Show every line from the data below that includes "Policies".

Interface dataset entries:
━━━━━━━━━━━━━━━━━━━━━━━━━━━━━━

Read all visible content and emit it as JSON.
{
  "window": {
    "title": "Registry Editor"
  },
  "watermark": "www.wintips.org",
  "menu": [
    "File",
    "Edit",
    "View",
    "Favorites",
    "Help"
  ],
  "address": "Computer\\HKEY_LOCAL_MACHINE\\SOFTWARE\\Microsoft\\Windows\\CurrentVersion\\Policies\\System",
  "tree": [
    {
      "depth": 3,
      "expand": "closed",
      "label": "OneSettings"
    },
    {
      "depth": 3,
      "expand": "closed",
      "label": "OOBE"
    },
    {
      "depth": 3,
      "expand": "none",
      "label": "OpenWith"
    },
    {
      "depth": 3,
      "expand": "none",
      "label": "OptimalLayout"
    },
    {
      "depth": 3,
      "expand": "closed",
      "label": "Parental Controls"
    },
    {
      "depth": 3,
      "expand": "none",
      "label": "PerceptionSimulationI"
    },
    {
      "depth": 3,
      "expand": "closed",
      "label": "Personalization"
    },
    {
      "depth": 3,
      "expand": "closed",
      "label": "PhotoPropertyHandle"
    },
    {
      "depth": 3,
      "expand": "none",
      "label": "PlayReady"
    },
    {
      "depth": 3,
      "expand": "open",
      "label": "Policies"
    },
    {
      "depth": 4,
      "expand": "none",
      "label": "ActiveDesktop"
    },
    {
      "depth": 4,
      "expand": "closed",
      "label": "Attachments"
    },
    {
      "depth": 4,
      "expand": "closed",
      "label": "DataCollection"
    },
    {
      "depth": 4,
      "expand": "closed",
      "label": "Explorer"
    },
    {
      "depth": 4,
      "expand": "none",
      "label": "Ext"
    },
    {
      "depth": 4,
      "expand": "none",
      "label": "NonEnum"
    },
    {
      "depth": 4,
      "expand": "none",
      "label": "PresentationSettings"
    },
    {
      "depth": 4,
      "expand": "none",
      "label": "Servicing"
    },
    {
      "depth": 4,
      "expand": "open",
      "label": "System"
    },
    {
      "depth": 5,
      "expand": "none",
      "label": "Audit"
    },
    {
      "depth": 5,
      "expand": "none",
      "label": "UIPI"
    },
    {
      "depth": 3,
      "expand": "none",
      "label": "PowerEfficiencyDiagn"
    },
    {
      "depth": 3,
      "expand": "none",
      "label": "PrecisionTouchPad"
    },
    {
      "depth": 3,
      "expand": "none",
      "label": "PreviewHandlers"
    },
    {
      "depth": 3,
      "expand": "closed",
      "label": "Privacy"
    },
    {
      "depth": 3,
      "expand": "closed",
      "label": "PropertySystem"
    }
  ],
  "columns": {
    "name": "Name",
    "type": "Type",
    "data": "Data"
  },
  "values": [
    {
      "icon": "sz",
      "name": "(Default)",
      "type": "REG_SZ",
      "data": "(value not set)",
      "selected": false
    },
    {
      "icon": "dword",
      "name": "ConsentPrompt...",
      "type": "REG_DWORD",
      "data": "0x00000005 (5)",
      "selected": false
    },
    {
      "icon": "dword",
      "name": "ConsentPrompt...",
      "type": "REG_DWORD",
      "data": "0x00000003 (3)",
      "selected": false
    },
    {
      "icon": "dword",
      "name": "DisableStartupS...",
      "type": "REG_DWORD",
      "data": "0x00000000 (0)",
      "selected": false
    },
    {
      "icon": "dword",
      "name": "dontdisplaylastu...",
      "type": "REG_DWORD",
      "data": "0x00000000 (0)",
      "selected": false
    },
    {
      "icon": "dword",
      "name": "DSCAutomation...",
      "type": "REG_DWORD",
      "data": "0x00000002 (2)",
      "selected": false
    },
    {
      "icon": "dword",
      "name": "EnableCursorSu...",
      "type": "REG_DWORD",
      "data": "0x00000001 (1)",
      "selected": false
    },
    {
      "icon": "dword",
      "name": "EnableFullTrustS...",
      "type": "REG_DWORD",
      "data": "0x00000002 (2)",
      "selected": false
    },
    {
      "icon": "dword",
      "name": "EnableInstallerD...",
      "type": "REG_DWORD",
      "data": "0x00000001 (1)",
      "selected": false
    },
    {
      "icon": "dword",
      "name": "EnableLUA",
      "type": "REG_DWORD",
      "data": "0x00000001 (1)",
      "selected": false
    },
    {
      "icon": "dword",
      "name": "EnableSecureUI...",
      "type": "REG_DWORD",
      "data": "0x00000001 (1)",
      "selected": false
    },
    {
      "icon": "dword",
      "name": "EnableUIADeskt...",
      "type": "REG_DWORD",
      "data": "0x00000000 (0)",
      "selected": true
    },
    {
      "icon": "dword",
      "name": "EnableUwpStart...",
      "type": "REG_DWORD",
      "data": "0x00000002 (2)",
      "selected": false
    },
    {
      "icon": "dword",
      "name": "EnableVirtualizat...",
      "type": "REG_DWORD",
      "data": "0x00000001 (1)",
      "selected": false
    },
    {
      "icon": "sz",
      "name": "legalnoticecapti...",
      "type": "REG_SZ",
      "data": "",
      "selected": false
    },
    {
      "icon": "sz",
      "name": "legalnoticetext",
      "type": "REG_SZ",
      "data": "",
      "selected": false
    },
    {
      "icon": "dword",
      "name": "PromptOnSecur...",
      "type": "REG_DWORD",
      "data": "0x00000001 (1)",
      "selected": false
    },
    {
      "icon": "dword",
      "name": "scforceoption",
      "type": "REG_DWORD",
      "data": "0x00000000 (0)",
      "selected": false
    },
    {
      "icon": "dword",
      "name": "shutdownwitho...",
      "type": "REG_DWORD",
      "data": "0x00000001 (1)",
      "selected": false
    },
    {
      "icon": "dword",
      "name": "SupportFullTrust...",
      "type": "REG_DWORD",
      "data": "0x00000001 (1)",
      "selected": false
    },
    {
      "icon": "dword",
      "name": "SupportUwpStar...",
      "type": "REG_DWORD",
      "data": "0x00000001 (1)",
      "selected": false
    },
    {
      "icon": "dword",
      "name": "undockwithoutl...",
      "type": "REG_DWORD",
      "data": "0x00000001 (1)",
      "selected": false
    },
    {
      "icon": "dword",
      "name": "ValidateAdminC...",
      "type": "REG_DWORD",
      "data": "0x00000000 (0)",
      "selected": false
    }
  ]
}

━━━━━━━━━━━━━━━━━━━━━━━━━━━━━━

REPLY TO THE TASK
  "address": "Computer\\HKEY_LOCAL_MACHINE\\SOFTWARE\\Microsoft\\Windows\\CurrentVersion\\Policies\\System",
      "label": "Policies"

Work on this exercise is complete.